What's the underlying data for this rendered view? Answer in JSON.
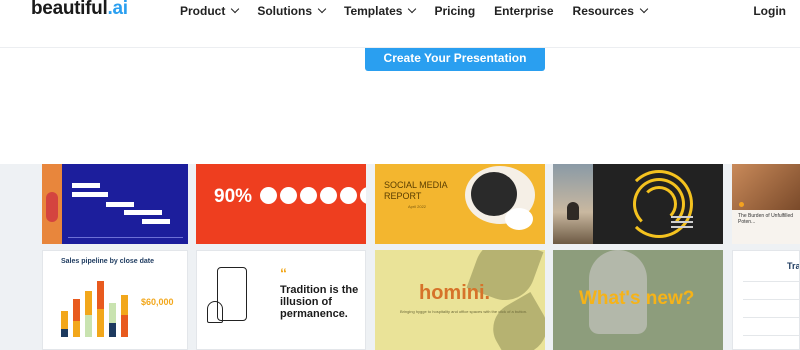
{
  "header": {
    "logo_text": "beautiful",
    "logo_suffix": ".ai",
    "nav": [
      {
        "label": "Product",
        "has_dropdown": true
      },
      {
        "label": "Solutions",
        "has_dropdown": true
      },
      {
        "label": "Templates",
        "has_dropdown": true
      },
      {
        "label": "Pricing",
        "has_dropdown": false
      },
      {
        "label": "Enterprise",
        "has_dropdown": false
      },
      {
        "label": "Resources",
        "has_dropdown": true
      }
    ],
    "login_label": "Login"
  },
  "cta": {
    "label": "Create Your Presentation"
  },
  "gallery": {
    "tiles": [
      {
        "name": "timeline-slide"
      },
      {
        "name": "percentage-slide",
        "stat": "90%"
      },
      {
        "name": "social-media-report-slide",
        "title": "SOCIAL MEDIA REPORT",
        "subtitle": "April 2022"
      },
      {
        "name": "donut-chart-slide"
      },
      {
        "name": "burden-slide",
        "title": "The Burden of Unfulfilled Poten..."
      },
      {
        "name": "sales-pipeline-slide",
        "title": "Sales pipeline by close date",
        "value": "$60,000"
      },
      {
        "name": "quote-slide",
        "quote_mark": "“",
        "quote": "Tradition is the illusion of permanence."
      },
      {
        "name": "homini-slide",
        "title": "homini.",
        "subtitle": "Bringing hygge to hospitality and office spaces with the click of a button."
      },
      {
        "name": "whats-new-slide",
        "title": "What's new?"
      },
      {
        "name": "traffic-slide",
        "title": "Traf"
      }
    ]
  },
  "colors": {
    "accent": "#2a9ff0",
    "orange": "#ee3e1f",
    "gold": "#f3b62f",
    "navy": "#1c1e9c"
  }
}
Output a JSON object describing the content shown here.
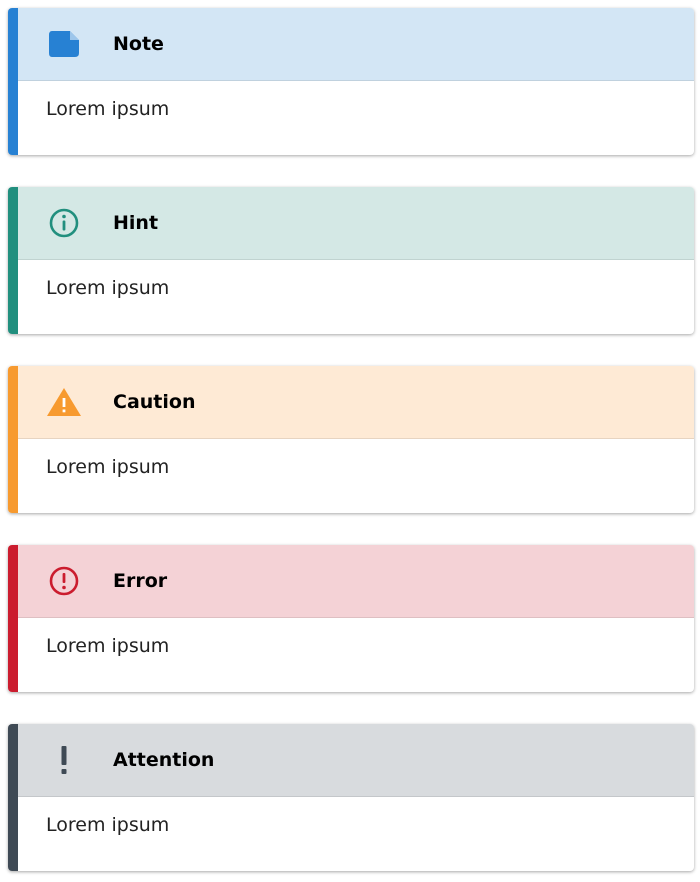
{
  "admonitions": [
    {
      "title": "Note",
      "body": "Lorem ipsum",
      "icon": "note-icon",
      "accent": "#2781d3",
      "header_bg": "#d3e6f5"
    },
    {
      "title": "Hint",
      "body": "Lorem ipsum",
      "icon": "info-circle-icon",
      "accent": "#218f7e",
      "header_bg": "#d4e8e5"
    },
    {
      "title": "Caution",
      "body": "Lorem ipsum",
      "icon": "warning-triangle-icon",
      "accent": "#f79a2f",
      "header_bg": "#feead5"
    },
    {
      "title": "Error",
      "body": "Lorem ipsum",
      "icon": "exclamation-circle-icon",
      "accent": "#cb1c2e",
      "header_bg": "#f4d2d6"
    },
    {
      "title": "Attention",
      "body": "Lorem ipsum",
      "icon": "exclamation-icon",
      "accent": "#3f4a55",
      "header_bg": "#d8dbde"
    }
  ]
}
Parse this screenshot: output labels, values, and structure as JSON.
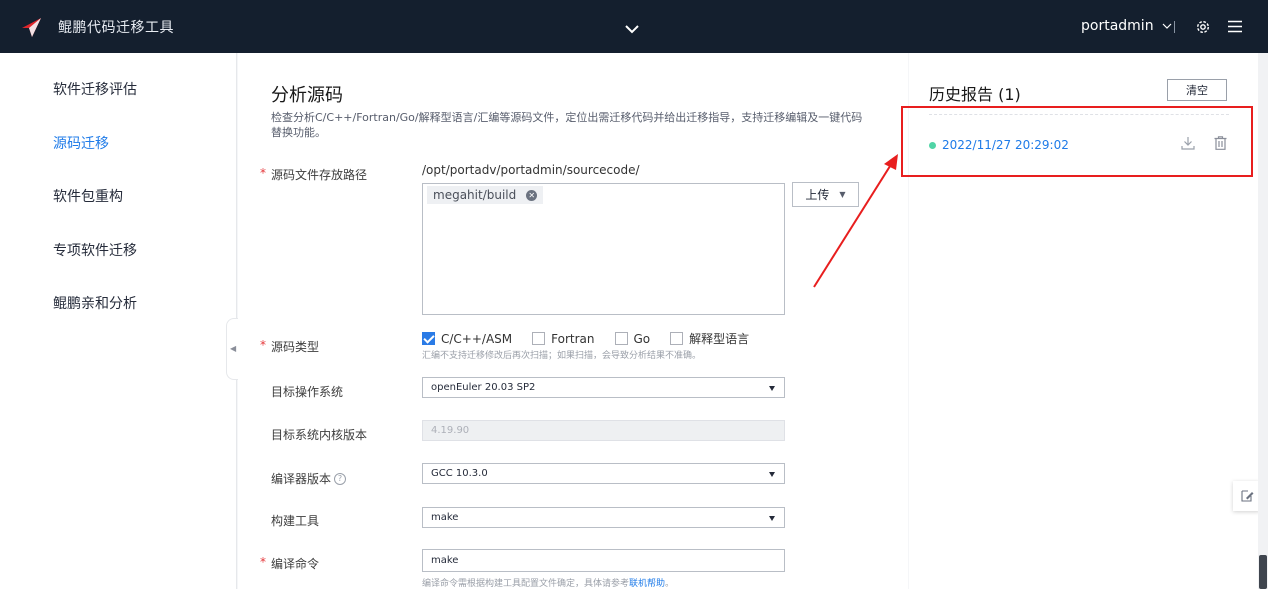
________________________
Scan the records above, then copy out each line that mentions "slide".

The answer:
        "name": "timeline-slide"
        "name": "percentage-slide",
        "name": "social-media-report-slide",
        "name": "donut-chart-slide"
        "name": "burden-slide",
        "name": "sales-pipeline-slide",
        "name": "quote-slide",
        "name": "homini-slide",
        "name": "whats-new-slide",
        "name": "traffic-slide",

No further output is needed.